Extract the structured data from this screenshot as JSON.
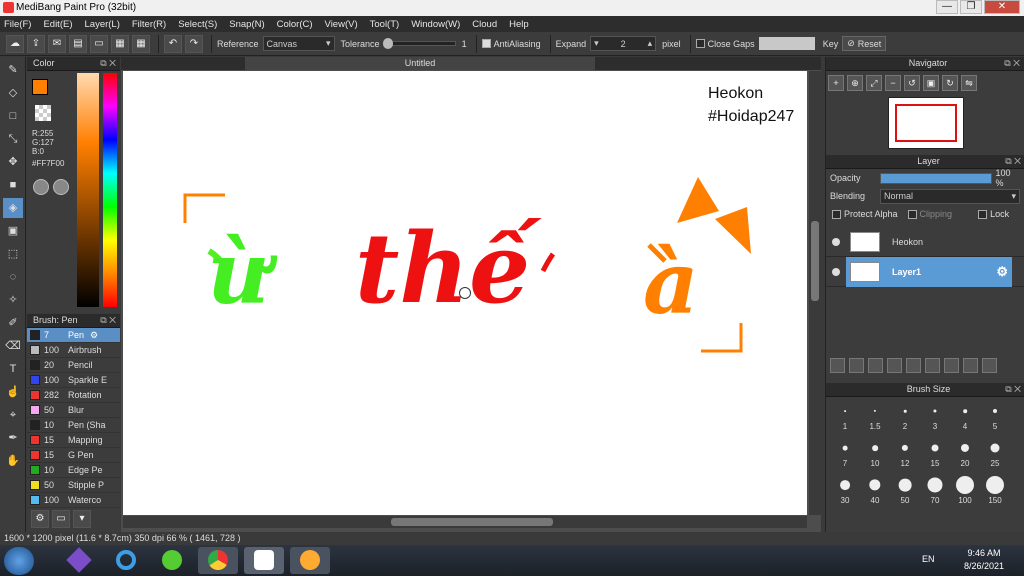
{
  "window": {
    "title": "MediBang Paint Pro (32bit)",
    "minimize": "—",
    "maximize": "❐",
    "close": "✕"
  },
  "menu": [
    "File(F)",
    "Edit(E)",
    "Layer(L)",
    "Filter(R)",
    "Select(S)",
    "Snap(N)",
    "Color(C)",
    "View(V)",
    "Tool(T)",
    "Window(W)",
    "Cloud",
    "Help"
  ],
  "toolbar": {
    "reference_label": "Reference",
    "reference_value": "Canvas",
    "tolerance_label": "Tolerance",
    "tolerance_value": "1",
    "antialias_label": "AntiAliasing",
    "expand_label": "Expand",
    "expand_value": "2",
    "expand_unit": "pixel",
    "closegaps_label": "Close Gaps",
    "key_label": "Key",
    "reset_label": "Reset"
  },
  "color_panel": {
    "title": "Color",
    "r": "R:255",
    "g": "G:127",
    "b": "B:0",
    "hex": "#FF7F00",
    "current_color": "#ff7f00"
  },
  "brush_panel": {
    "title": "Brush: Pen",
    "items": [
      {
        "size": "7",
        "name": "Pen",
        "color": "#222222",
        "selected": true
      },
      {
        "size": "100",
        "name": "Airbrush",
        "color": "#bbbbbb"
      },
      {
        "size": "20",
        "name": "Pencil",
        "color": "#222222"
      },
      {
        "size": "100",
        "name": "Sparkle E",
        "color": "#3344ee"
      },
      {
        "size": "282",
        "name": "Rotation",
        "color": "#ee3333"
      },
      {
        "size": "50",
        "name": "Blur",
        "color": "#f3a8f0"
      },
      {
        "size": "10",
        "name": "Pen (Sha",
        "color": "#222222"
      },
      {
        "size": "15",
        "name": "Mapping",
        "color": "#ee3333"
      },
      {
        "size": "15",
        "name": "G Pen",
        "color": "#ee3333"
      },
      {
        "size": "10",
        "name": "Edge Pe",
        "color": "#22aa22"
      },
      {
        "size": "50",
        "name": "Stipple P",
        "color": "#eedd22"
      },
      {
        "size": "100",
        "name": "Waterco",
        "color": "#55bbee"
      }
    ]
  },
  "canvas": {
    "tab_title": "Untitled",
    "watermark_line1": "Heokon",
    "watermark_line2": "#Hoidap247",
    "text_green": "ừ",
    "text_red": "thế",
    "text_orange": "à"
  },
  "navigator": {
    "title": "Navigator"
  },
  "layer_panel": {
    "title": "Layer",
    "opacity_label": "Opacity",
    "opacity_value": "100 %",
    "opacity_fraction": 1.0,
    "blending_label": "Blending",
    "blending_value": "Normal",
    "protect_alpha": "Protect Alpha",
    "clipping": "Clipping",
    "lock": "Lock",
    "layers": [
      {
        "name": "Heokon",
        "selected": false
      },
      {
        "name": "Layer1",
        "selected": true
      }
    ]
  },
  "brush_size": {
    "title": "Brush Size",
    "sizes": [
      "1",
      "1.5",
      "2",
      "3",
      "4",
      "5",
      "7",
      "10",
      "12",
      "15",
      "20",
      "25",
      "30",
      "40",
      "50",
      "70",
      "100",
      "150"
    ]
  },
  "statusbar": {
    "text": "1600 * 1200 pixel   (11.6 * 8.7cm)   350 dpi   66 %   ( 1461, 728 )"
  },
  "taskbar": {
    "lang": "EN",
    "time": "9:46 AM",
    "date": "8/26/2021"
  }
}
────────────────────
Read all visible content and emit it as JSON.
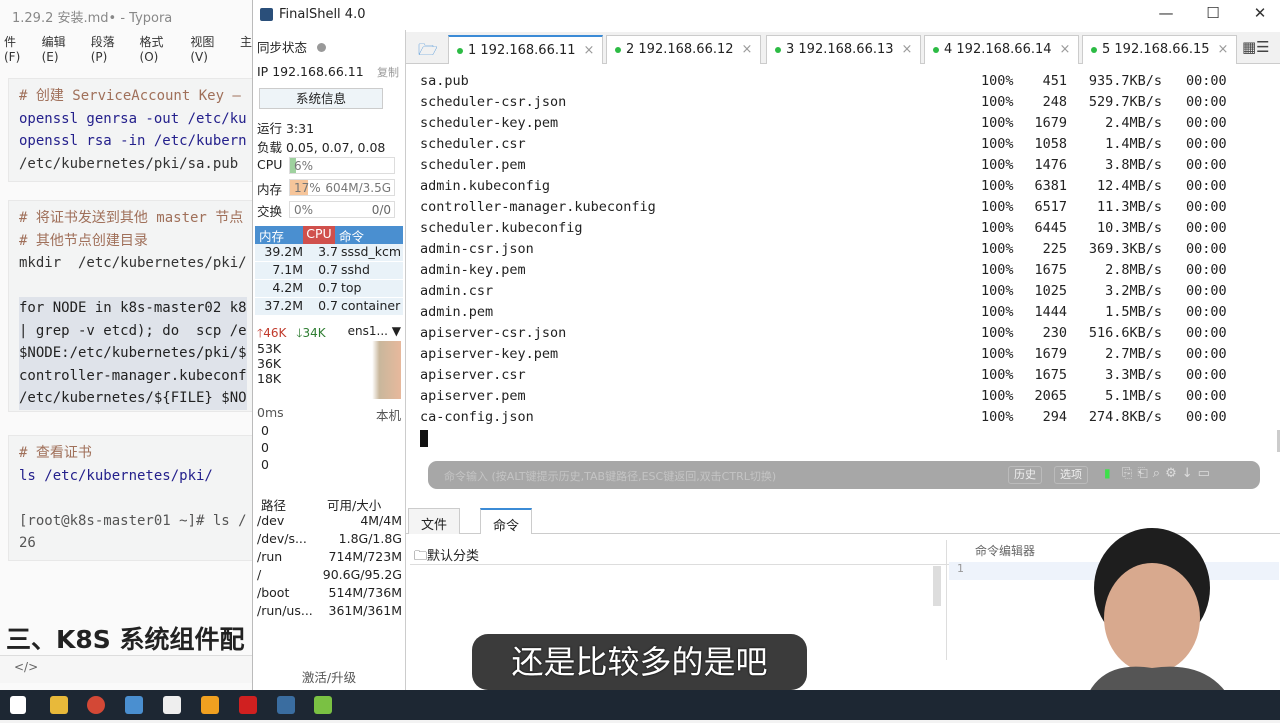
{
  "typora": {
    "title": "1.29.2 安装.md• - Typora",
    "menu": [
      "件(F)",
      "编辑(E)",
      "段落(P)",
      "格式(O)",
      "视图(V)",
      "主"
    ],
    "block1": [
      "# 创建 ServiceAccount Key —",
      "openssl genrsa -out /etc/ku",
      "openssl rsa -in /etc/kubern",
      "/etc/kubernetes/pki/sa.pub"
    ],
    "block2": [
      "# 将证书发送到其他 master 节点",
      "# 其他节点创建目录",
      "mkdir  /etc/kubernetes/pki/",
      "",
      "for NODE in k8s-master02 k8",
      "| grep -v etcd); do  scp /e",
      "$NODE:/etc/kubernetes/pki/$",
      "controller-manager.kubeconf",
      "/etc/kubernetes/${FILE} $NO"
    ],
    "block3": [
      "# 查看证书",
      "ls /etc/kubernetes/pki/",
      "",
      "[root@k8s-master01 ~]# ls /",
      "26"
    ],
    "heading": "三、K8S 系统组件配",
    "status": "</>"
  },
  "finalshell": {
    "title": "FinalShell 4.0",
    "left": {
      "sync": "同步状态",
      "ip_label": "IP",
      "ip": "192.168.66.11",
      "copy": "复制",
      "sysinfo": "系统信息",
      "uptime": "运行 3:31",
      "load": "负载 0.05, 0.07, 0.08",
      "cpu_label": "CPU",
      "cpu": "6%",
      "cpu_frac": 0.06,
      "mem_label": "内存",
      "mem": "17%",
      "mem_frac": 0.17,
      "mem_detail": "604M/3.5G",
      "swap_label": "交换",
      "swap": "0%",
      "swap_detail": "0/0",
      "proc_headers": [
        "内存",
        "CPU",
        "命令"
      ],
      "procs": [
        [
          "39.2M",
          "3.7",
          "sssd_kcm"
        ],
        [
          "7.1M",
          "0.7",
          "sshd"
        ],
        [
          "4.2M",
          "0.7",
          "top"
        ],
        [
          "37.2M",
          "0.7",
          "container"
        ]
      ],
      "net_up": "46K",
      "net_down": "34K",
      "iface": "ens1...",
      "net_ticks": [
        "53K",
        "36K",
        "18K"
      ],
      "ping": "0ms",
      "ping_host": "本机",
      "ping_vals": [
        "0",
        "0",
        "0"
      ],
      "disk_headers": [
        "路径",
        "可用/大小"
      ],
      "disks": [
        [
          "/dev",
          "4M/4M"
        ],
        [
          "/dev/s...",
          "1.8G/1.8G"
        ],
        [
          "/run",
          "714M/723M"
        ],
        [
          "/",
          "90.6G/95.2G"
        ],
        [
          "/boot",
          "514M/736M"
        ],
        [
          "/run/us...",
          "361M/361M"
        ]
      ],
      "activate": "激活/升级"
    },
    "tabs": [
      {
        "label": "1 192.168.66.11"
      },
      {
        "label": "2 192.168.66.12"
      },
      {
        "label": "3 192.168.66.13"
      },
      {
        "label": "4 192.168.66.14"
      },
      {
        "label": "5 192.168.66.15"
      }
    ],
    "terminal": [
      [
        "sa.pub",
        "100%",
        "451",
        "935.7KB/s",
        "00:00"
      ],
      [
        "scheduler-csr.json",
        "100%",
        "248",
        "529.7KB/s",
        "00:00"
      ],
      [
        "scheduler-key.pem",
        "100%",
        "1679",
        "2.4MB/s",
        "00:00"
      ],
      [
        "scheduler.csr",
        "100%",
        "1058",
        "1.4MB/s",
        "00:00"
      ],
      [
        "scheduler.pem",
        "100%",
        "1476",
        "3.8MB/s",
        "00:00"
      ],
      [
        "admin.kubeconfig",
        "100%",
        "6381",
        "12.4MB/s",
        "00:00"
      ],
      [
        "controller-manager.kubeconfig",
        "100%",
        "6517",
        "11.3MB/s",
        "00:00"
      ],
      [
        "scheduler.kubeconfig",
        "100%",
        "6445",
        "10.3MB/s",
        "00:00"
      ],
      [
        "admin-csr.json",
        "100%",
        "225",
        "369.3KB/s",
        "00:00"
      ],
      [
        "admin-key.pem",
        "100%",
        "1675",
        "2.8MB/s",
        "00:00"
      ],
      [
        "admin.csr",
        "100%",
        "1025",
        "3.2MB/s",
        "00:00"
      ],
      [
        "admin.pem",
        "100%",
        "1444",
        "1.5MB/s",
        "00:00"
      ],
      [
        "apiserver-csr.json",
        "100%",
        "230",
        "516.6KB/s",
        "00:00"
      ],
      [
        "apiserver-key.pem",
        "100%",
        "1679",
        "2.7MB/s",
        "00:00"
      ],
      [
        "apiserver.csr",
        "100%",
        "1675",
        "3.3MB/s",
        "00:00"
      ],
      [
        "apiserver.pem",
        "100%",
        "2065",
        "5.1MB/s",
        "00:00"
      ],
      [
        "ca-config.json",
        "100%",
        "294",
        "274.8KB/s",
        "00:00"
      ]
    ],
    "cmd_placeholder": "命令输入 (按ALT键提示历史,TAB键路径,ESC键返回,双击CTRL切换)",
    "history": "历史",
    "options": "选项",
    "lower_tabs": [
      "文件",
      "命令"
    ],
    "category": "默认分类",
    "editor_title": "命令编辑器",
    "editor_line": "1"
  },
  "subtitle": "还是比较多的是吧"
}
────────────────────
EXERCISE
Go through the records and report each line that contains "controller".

THE COMPLETED TASK
      "controller-manager.kubeconf",
        "controller-manager.kubeconfig",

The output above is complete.